What is being asked: Copy out every entry, keeping each character the same.

Source material:

━━━━━━━━━━

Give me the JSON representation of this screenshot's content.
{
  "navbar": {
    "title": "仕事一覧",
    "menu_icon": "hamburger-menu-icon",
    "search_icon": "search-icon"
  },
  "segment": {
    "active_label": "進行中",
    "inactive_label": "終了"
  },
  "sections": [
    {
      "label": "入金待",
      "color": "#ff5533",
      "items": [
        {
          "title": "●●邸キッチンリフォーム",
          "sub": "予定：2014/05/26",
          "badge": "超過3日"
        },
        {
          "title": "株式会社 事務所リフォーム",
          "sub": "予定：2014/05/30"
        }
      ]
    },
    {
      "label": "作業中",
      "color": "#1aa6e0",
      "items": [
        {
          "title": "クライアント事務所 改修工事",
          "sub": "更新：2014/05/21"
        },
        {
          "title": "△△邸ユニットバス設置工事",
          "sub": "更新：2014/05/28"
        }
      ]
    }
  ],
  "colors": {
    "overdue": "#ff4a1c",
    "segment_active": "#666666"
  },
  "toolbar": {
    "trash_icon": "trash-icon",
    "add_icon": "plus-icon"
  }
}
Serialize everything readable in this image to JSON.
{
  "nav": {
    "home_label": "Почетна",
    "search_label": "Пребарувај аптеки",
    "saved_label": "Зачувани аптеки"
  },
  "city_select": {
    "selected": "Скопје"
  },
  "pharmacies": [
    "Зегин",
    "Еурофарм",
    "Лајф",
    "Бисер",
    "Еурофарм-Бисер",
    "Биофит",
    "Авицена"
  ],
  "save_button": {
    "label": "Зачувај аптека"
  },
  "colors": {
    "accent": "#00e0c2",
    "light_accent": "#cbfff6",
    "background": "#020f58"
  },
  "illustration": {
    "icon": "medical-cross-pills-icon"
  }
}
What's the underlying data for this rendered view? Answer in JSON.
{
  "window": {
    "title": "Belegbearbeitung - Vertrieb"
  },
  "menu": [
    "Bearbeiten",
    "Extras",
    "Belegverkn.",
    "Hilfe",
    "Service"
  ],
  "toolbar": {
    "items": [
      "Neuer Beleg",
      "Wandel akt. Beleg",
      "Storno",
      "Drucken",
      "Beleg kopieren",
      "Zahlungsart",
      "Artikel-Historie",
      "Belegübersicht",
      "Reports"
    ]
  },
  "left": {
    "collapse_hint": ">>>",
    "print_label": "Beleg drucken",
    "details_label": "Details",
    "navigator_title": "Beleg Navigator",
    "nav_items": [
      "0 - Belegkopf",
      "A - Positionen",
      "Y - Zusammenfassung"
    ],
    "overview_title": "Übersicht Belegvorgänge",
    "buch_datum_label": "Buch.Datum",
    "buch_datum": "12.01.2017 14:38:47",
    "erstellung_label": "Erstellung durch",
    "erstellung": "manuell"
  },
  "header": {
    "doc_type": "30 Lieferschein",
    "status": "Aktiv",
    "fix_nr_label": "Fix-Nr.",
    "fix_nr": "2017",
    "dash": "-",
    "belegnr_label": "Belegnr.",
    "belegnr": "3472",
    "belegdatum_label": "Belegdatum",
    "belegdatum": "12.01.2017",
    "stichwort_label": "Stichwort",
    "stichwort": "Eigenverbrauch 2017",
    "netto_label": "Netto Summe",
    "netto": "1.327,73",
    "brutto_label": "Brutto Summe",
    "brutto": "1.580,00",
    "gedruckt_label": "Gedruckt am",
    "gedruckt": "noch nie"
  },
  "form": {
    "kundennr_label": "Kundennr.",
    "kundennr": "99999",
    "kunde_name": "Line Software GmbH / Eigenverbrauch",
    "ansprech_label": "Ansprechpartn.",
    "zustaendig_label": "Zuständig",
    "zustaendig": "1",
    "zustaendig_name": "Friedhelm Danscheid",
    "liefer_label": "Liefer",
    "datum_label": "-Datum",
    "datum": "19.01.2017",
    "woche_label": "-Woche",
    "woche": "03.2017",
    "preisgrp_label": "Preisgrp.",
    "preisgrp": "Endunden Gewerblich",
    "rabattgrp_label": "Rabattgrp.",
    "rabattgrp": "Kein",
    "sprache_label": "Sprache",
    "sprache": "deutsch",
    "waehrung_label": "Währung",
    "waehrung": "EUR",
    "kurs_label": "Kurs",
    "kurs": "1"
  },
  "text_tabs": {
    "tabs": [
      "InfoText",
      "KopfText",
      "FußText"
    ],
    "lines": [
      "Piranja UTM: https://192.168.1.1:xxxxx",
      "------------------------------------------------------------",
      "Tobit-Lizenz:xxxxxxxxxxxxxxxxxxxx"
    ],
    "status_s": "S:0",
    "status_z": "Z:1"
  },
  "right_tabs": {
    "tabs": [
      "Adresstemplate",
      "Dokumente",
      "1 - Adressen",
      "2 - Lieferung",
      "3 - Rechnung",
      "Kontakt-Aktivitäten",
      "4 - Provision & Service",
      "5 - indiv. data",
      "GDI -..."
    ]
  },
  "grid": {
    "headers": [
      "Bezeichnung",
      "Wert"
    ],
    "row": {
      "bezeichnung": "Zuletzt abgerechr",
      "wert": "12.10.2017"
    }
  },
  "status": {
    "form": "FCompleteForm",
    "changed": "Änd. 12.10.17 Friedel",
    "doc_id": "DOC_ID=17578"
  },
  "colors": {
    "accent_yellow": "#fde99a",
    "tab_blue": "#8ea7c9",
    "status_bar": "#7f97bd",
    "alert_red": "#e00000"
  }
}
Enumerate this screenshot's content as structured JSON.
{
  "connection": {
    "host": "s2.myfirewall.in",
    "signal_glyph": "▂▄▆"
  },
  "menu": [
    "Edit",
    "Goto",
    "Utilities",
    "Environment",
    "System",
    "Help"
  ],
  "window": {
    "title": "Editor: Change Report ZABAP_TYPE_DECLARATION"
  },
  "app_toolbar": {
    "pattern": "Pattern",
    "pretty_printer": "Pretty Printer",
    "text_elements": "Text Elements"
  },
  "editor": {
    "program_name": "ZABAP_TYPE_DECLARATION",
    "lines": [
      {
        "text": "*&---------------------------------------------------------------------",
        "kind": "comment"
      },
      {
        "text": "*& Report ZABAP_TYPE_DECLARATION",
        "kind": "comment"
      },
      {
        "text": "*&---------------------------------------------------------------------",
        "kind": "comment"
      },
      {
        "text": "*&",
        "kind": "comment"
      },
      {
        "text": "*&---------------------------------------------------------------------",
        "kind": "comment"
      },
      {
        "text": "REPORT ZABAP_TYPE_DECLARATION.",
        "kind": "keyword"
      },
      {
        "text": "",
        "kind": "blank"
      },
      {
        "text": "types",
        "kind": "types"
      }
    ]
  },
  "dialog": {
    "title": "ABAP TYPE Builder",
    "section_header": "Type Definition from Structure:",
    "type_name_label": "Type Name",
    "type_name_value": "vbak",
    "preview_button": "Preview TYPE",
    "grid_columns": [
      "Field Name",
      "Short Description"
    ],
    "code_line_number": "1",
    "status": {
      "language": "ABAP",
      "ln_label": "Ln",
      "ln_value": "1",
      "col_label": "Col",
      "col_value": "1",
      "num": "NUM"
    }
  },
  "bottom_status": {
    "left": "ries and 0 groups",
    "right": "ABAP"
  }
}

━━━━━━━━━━

Expected output:
Give me the JSON representation of this screenshot's content.
{
  "navbar": {
    "title": "仕事一覧",
    "menu_icon": "hamburger-menu-icon",
    "search_icon": "search-icon"
  },
  "segment": {
    "active_label": "進行中",
    "inactive_label": "終了"
  },
  "sections": [
    {
      "label": "入金待",
      "color": "#ff5533",
      "items": [
        {
          "title": "●●邸キッチンリフォーム",
          "sub": "予定：2014/05/26",
          "badge": "超過3日"
        },
        {
          "title": "株式会社 事務所リフォーム",
          "sub": "予定：2014/05/30"
        }
      ]
    },
    {
      "label": "作業中",
      "color": "#1aa6e0",
      "items": [
        {
          "title": "クライアント事務所 改修工事",
          "sub": "更新：2014/05/21"
        },
        {
          "title": "△△邸ユニットバス設置工事",
          "sub": "更新：2014/05/28"
        }
      ]
    }
  ],
  "colors": {
    "overdue": "#ff4a1c",
    "segment_active": "#666666"
  },
  "toolbar": {
    "trash_icon": "trash-icon",
    "add_icon": "plus-icon"
  }
}
Serialize everything readable in this image to JSON.
{
  "nav": {
    "home_label": "Почетна",
    "search_label": "Пребарувај аптеки",
    "saved_label": "Зачувани аптеки"
  },
  "city_select": {
    "selected": "Скопје"
  },
  "pharmacies": [
    "Зегин",
    "Еурофарм",
    "Лајф",
    "Бисер",
    "Еурофарм-Бисер",
    "Биофит",
    "Авицена"
  ],
  "save_button": {
    "label": "Зачувај аптека"
  },
  "colors": {
    "accent": "#00e0c2",
    "light_accent": "#cbfff6",
    "background": "#020f58"
  },
  "illustration": {
    "icon": "medical-cross-pills-icon"
  }
}
What's the underlying data for this rendered view? Answer in JSON.
{
  "window": {
    "title": "Belegbearbeitung - Vertrieb"
  },
  "menu": [
    "Bearbeiten",
    "Extras",
    "Belegverkn.",
    "Hilfe",
    "Service"
  ],
  "toolbar": {
    "items": [
      "Neuer Beleg",
      "Wandel akt. Beleg",
      "Storno",
      "Drucken",
      "Beleg kopieren",
      "Zahlungsart",
      "Artikel-Historie",
      "Belegübersicht",
      "Reports"
    ]
  },
  "left": {
    "collapse_hint": ">>>",
    "print_label": "Beleg drucken",
    "details_label": "Details",
    "navigator_title": "Beleg Navigator",
    "nav_items": [
      "0 - Belegkopf",
      "A - Positionen",
      "Y - Zusammenfassung"
    ],
    "overview_title": "Übersicht Belegvorgänge",
    "buch_datum_label": "Buch.Datum",
    "buch_datum": "12.01.2017 14:38:47",
    "erstellung_label": "Erstellung durch",
    "erstellung": "manuell"
  },
  "header": {
    "doc_type": "30 Lieferschein",
    "status": "Aktiv",
    "fix_nr_label": "Fix-Nr.",
    "fix_nr": "2017",
    "dash": "-",
    "belegnr_label": "Belegnr.",
    "belegnr": "3472",
    "belegdatum_label": "Belegdatum",
    "belegdatum": "12.01.2017",
    "stichwort_label": "Stichwort",
    "stichwort": "Eigenverbrauch 2017",
    "netto_label": "Netto Summe",
    "netto": "1.327,73",
    "brutto_label": "Brutto Summe",
    "brutto": "1.580,00",
    "gedruckt_label": "Gedruckt am",
    "gedruckt": "noch nie"
  },
  "form": {
    "kundennr_label": "Kundennr.",
    "kundennr": "99999",
    "kunde_name": "Line Software GmbH / Eigenverbrauch",
    "ansprech_label": "Ansprechpartn.",
    "zustaendig_label": "Zuständig",
    "zustaendig": "1",
    "zustaendig_name": "Friedhelm Danscheid",
    "liefer_label": "Liefer",
    "datum_label": "-Datum",
    "datum": "19.01.2017",
    "woche_label": "-Woche",
    "woche": "03.2017",
    "preisgrp_label": "Preisgrp.",
    "preisgrp": "Endunden Gewerblich",
    "rabattgrp_label": "Rabattgrp.",
    "rabattgrp": "Kein",
    "sprache_label": "Sprache",
    "sprache": "deutsch",
    "waehrung_label": "Währung",
    "waehrung": "EUR",
    "kurs_label": "Kurs",
    "kurs": "1"
  },
  "text_tabs": {
    "tabs": [
      "InfoText",
      "KopfText",
      "FußText"
    ],
    "lines": [
      "Piranja UTM: https://192.168.1.1:xxxxx",
      "------------------------------------------------------------",
      "Tobit-Lizenz:xxxxxxxxxxxxxxxxxxxx"
    ],
    "status_s": "S:0",
    "status_z": "Z:1"
  },
  "right_tabs": {
    "tabs": [
      "Adresstemplate",
      "Dokumente",
      "1 - Adressen",
      "2 - Lieferung",
      "3 - Rechnung",
      "Kontakt-Aktivitäten",
      "4 - Provision & Service",
      "5 - indiv. data",
      "GDI -..."
    ]
  },
  "grid": {
    "headers": [
      "Bezeichnung",
      "Wert"
    ],
    "row": {
      "bezeichnung": "Zuletzt abgerechr",
      "wert": "12.10.2017"
    }
  },
  "status": {
    "form": "FCompleteForm",
    "changed": "Änd. 12.10.17 Friedel",
    "doc_id": "DOC_ID=17578"
  },
  "colors": {
    "accent_yellow": "#fde99a",
    "tab_blue": "#8ea7c9",
    "status_bar": "#7f97bd",
    "alert_red": "#e00000"
  }
}
Enumerate this screenshot's content as structured JSON.
{
  "connection": {
    "host": "s2.myfirewall.in",
    "signal_glyph": "▂▄▆"
  },
  "menu": [
    "Edit",
    "Goto",
    "Utilities",
    "Environment",
    "System",
    "Help"
  ],
  "window": {
    "title": "Editor: Change Report ZABAP_TYPE_DECLARATION"
  },
  "app_toolbar": {
    "pattern": "Pattern",
    "pretty_printer": "Pretty Printer",
    "text_elements": "Text Elements"
  },
  "editor": {
    "program_name": "ZABAP_TYPE_DECLARATION",
    "lines": [
      {
        "text": "*&---------------------------------------------------------------------",
        "kind": "comment"
      },
      {
        "text": "*& Report ZABAP_TYPE_DECLARATION",
        "kind": "comment"
      },
      {
        "text": "*&---------------------------------------------------------------------",
        "kind": "comment"
      },
      {
        "text": "*&",
        "kind": "comment"
      },
      {
        "text": "*&---------------------------------------------------------------------",
        "kind": "comment"
      },
      {
        "text": "REPORT ZABAP_TYPE_DECLARATION.",
        "kind": "keyword"
      },
      {
        "text": "",
        "kind": "blank"
      },
      {
        "text": "types",
        "kind": "types"
      }
    ]
  },
  "dialog": {
    "title": "ABAP TYPE Builder",
    "section_header": "Type Definition from Structure:",
    "type_name_label": "Type Name",
    "type_name_value": "vbak",
    "preview_button": "Preview TYPE",
    "grid_columns": [
      "Field Name",
      "Short Description"
    ],
    "code_line_number": "1",
    "status": {
      "language": "ABAP",
      "ln_label": "Ln",
      "ln_value": "1",
      "col_label": "Col",
      "col_value": "1",
      "num": "NUM"
    }
  },
  "bottom_status": {
    "left": "ries and 0 groups",
    "right": "ABAP"
  }
}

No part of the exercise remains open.